HSS organized the food chain into three trophic levels. At the lowest trophic level they put producers (plants), with consumers (herbivores) at the next higher trophic level and predators at the top—as in Elton's food pyramid. Resources limit each trophic level. HSS noted interspecific competition among members of each level and concluded that because herbivores are seldom food limited, they appear to be most often predator limited and thus unlikely to compete for common resources. They offered the example of the vast carbon deposits that had accumulated globally as evidence that herbivores historically have been limited by predation, and they provided cases of the direct effect of predator removal on herbivore populations, such as the mule deer (Odocoileus hemionus) herd irruption on the Kaibab Plateau. This deer population, which lived on the northern rimof the Grand Canyon in Arizona, increased sharply almost immediately after extirpation of wolves (Canis lupus) and substantial removal of cougars (Puma concolor) in the 1920s, with estimates of deer numbers ranging from 4,000 in 1908 to 30,000 from 1923 through 1930. The powerful ramifications of HSS' hypothesis —that predators influence community dynamics at all trophic levels—inspired vital new hypotheses about community ecology.
Trophic cascades are based on HSS' three trophic levels (an odd number), in which a top predator consumes herbivores at the next lower level, and that in turn affects vegetation at the next level below. These cascades are essentially the indirect effects of predation. Direct effects occur via a predator killing prey, while indirect effects are mediated by a third species. An example would be the indirect effects of sea stars on vegetation in the rocky intertidal zone caused by changes in mussel density via predation. In some systems indirect effects of predation can also arise as a result of behavioral changes by prey in response to the threat of predation, which we will further explore in this chapter. In all cases, indirect and direct effects of predation interact to structure ecosystems.
Aldo Leopold was one of many who contributed to this more enlightened perspective, as was Elton. Although Elton and Leopold identified trophic cascades in primarily terrestrial systems, such as the Kaibab Plateau and northern Mexico, today the majority have been observed in aquatic systems. The sea otter (Enhydra lutris), sea urchin (Strongylocentrotus polyacanthus), and kelp (Laminaria spp. and Agarum cribrosum) cascade reported by marine ecologist James Estes in Alaska provides a classic example. When Vitus Bering explored the North Pacific in 1741 he found shorelines teeming with sea otters.
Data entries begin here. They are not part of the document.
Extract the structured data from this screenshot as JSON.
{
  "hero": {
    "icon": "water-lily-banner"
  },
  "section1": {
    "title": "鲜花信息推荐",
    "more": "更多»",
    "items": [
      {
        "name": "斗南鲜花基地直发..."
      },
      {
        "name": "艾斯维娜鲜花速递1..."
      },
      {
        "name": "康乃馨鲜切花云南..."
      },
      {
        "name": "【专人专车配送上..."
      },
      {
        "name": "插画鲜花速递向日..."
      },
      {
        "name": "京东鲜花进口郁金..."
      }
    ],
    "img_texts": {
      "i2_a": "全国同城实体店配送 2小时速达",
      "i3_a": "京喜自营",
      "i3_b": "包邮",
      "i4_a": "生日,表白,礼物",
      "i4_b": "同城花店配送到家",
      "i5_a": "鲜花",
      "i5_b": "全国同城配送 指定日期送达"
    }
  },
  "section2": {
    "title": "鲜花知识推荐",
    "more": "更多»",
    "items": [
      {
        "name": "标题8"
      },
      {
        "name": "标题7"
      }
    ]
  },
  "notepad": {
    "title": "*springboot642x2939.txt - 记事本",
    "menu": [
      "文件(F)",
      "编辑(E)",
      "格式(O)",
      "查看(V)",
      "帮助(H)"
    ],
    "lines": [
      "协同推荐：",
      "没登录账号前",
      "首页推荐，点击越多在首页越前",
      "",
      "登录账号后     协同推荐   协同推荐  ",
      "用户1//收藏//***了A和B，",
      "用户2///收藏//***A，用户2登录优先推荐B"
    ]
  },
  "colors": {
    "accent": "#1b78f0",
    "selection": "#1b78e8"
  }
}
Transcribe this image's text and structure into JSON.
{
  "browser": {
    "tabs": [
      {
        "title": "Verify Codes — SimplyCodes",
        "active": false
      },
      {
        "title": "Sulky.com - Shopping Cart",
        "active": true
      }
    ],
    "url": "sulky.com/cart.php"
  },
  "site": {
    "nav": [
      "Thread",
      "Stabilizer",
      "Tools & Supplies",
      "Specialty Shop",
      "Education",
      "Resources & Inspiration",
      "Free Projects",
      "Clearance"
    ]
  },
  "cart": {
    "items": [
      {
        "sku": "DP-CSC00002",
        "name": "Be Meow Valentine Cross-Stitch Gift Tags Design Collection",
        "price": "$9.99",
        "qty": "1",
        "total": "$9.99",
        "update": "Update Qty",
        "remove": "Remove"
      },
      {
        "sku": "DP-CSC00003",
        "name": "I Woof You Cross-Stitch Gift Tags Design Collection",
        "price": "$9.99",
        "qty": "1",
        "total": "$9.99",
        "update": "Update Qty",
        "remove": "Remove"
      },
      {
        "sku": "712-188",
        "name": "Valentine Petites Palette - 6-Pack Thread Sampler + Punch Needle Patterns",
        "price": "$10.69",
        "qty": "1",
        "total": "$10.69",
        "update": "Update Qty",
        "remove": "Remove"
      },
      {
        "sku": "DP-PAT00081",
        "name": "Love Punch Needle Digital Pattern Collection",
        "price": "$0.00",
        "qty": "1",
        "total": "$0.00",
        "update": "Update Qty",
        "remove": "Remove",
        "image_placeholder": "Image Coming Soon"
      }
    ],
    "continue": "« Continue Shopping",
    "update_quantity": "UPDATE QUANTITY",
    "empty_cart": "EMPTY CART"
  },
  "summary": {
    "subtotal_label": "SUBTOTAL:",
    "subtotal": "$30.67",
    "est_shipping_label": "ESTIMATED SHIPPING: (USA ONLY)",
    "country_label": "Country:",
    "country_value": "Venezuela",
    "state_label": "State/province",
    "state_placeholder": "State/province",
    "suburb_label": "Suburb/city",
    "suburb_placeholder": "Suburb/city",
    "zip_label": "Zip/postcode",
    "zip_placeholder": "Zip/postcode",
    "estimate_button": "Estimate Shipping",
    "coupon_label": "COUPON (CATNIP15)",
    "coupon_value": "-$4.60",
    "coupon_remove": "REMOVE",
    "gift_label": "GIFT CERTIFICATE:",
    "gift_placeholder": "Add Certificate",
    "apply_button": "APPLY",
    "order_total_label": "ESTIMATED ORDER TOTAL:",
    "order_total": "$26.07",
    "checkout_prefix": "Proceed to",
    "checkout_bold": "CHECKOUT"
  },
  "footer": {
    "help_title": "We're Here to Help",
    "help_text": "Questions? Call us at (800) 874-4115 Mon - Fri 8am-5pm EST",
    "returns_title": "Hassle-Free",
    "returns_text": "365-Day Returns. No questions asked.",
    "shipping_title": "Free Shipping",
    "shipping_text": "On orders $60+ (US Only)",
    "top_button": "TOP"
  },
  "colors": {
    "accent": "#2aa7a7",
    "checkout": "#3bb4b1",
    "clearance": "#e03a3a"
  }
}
By 1911 they were nearly extinct. Enough remained in sheltered rocky pockets along the coast that by the 1960s the otter population had recovered in places. Otters have a varied carnivorous diet and prey heavily on sea urchins. In areas without otters Estes found herbivorous sea urchins thickly carpeting the ocean floor—and no kelp. On reefs with otters he found a lush, green kelp forest and low numbers of sea urchins.
Top-Down versus Bottom-Up
Not everyone bought the green world hypothesis. William Murdoch's counterargument, termed the plant self-defense hypothesis by conservation biologist John Terborgh, suggests that food (bottom-up control) has the strongest influence, that the world may be green because not all plants are palatable to herbivores, and that predators are unnecessary for ecosystem regulation. Or, as evolutionary ecologist Stevan Arnold puts it, the world is green, but that doesn't mean it's edible.
Murdoch asserted that food shortage and plant defense strategies may be regulating herbivore numbers. He hypothesized that while plants are essential for the survival of the trophic levels above, the reverse is not true. He and other critics of the green world hypothesis, such as ecologists Donald Strong and Gary Polis, suggested that HSS' failure to address the full complexity of systems, which includes omnivory, weakened their hypothesis. Some have identified HSS' tri-level trophic model as a hypothetical construct because in the real world food webs are not so tidy and can have fewer or more than three levels. Still others, such as conservation biologist Michael Soulé, believe that top-down versus bottom-up, like all dualisms, is false, because the natural world is complex and bottom-up forces (nutrient flow) interact with top-down forces (the effects of predation). Other scientists, such as Rolf Peterson, concur; in the wolf–moose–balsam fir system he studies in Isle Royale National Park, it's never one or the other but a synergy of the two.